Your assignment>
Among the entries below, determine how many lines contain the word "JSON" and state only that figure.

Study material>
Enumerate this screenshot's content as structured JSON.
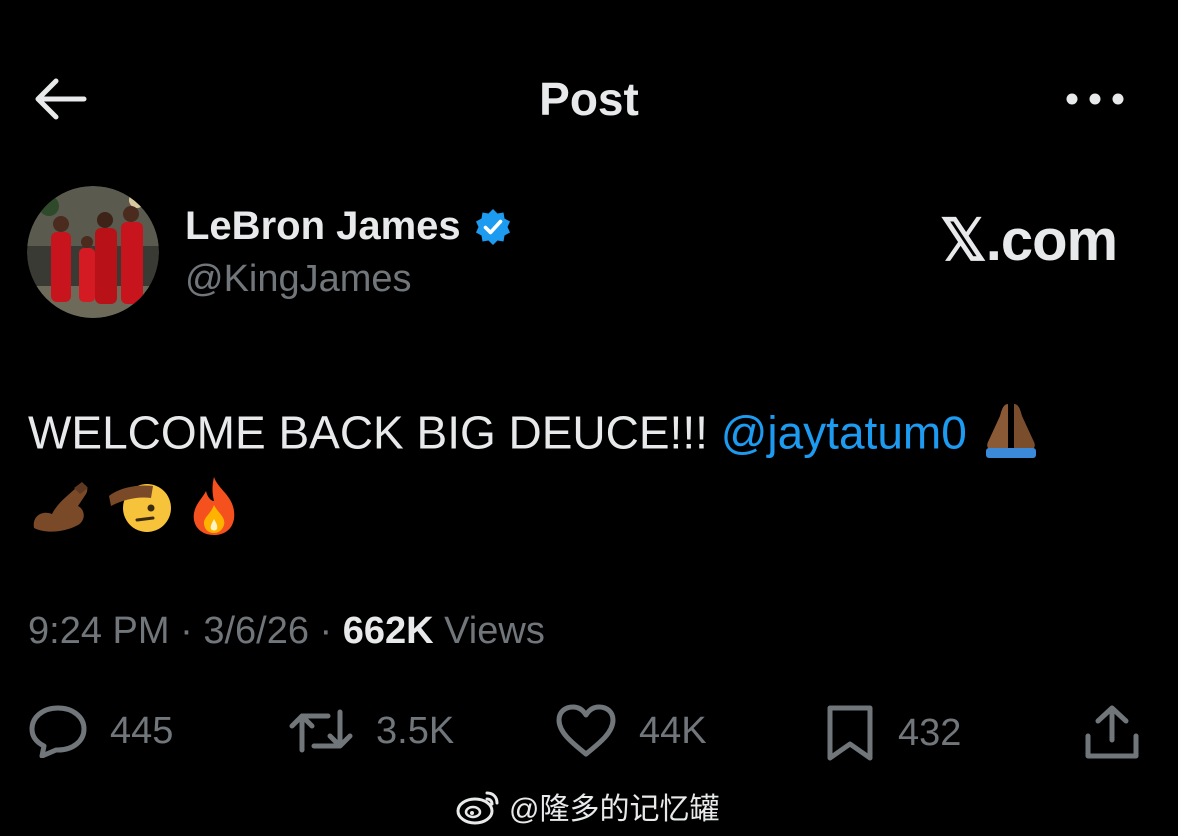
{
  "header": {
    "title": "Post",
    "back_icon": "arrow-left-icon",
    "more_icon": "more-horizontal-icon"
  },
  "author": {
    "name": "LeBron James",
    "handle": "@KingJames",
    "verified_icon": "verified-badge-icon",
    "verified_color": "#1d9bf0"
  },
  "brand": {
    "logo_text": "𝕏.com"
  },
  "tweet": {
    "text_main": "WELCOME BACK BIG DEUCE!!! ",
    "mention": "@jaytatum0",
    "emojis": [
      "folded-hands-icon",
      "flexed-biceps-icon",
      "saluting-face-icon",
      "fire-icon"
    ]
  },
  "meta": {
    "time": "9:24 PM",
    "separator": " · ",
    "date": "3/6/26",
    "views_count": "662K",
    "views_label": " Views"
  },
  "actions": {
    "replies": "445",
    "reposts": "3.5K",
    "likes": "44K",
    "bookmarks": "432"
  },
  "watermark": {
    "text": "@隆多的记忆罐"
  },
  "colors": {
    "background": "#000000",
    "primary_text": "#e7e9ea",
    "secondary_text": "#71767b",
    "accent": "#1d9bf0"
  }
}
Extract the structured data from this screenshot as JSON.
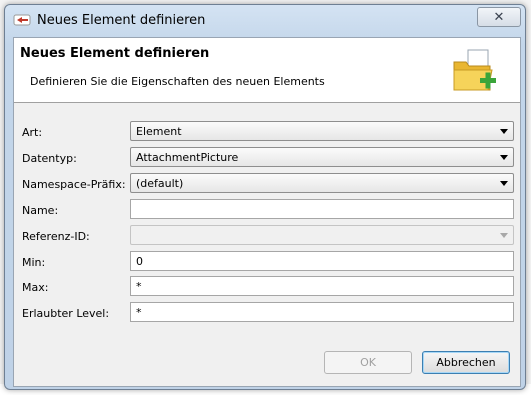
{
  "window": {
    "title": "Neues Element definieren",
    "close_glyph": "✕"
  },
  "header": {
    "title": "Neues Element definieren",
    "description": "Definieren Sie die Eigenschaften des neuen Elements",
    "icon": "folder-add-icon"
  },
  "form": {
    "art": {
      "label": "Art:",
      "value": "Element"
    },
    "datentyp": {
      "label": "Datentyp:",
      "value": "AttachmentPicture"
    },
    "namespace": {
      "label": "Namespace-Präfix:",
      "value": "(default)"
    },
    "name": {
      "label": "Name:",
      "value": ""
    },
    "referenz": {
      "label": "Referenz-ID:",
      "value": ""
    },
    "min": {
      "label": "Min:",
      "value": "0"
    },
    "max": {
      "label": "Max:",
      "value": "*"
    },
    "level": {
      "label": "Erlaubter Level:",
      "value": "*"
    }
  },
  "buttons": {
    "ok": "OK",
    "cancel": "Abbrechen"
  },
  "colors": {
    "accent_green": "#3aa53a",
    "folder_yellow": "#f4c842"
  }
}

Written response>
2